The Observatory Control System (OCS) is composed of several python libraries, applications, and Django web applications that work together to provide a complete upper stack solution to manage an observatory. The diagram below shows the major OCS components and how they are interconnected.
The core of the OCS is the Observation Portal. It manages User accounts for all the other applications that need authentication, and it provides a database and API for submitting, updating, and viewing proposals, observation requests, and scheduled observations.
The Configuration Database (Configdb) manages the state of the observatory, as viewed by the other upper stack applications. It provides hierarchical models of the observatory’s structure, from the site/enclosure/telescope down to the modes and properties of cameras within an instrument. The purpose of this information is to allow automatic validation and auto-completion of observatory details when possible in the other applications.
These two applications represent the minimum viable portion of the OCS needed to manage users, proposals, and observation requests for an observatory.
The optional components are not required, but they expand the capabilities of an OCS software stack in various ways. If an observatory already has a custom solution for one of the components, such as scheduling or data archiving, then those can be integrated with the Observation Portal rather than using the OCS Adaptive Scheduler or Science Archive.
The Adaptive Scheduler provides a python application which interfaces with the other OCS databases to turn a set of input observation requests into a set of scheduled observations in the Observation Portal. While the scheduler is fully integrated into the OCS ecosystem, it is possible to use another scheduling method instead.
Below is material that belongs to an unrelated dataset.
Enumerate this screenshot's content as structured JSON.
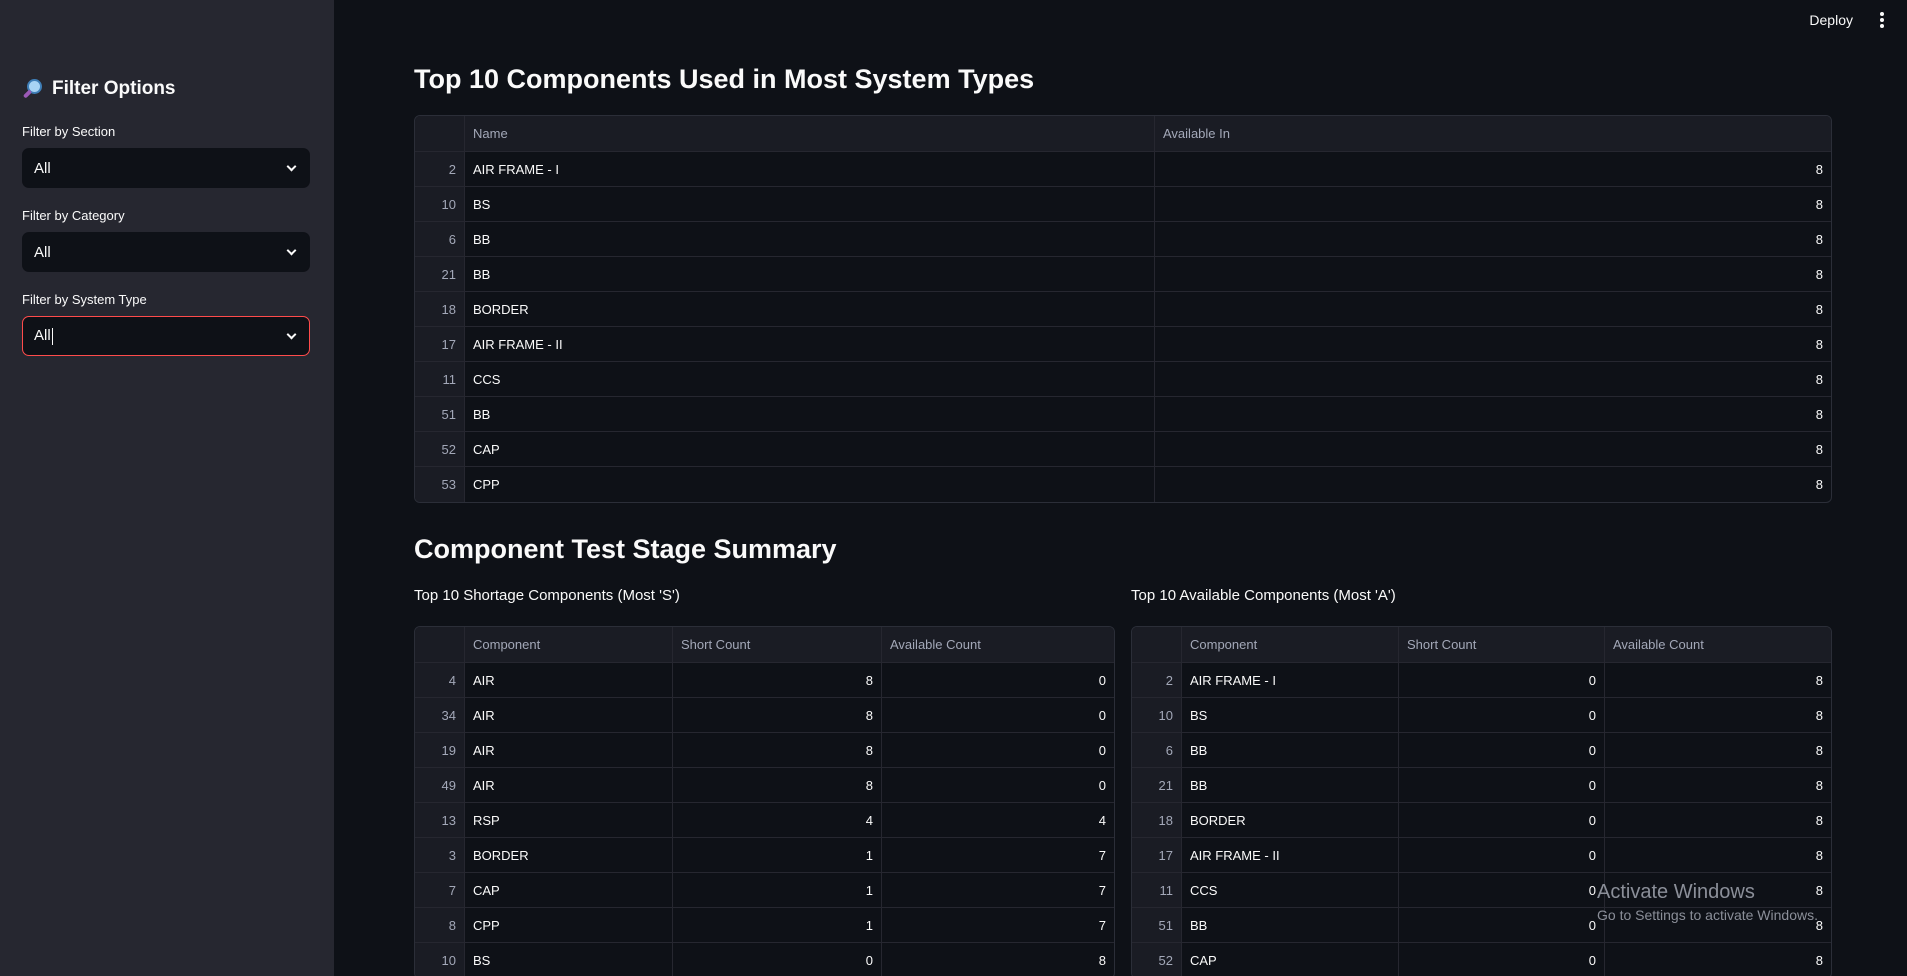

The Science Archive application and Ingester library provide the means to upload data products into Amazon Web Services (AWS) S3 buckets, and store their metadata in a database to allow for easy searching, filtering, and bulk downloading of the data products by users using the science archive API. AWS S3 provides a relatively inexpensive and scalable way for observatories to store data products redundantly and long-term, but if an observatory already has a solution for storing data products, they can continue to use that.
The Downtime Database is a simple database with a REST API and web frontend for creating and retrieving periods of planned downtime on a telescope or instrument. Using the downtime database isn’t strictly necessary, but it can increase scheduling efficiency at the observatory since observations can be scheduled exactly around the bounds of known periods of downtime.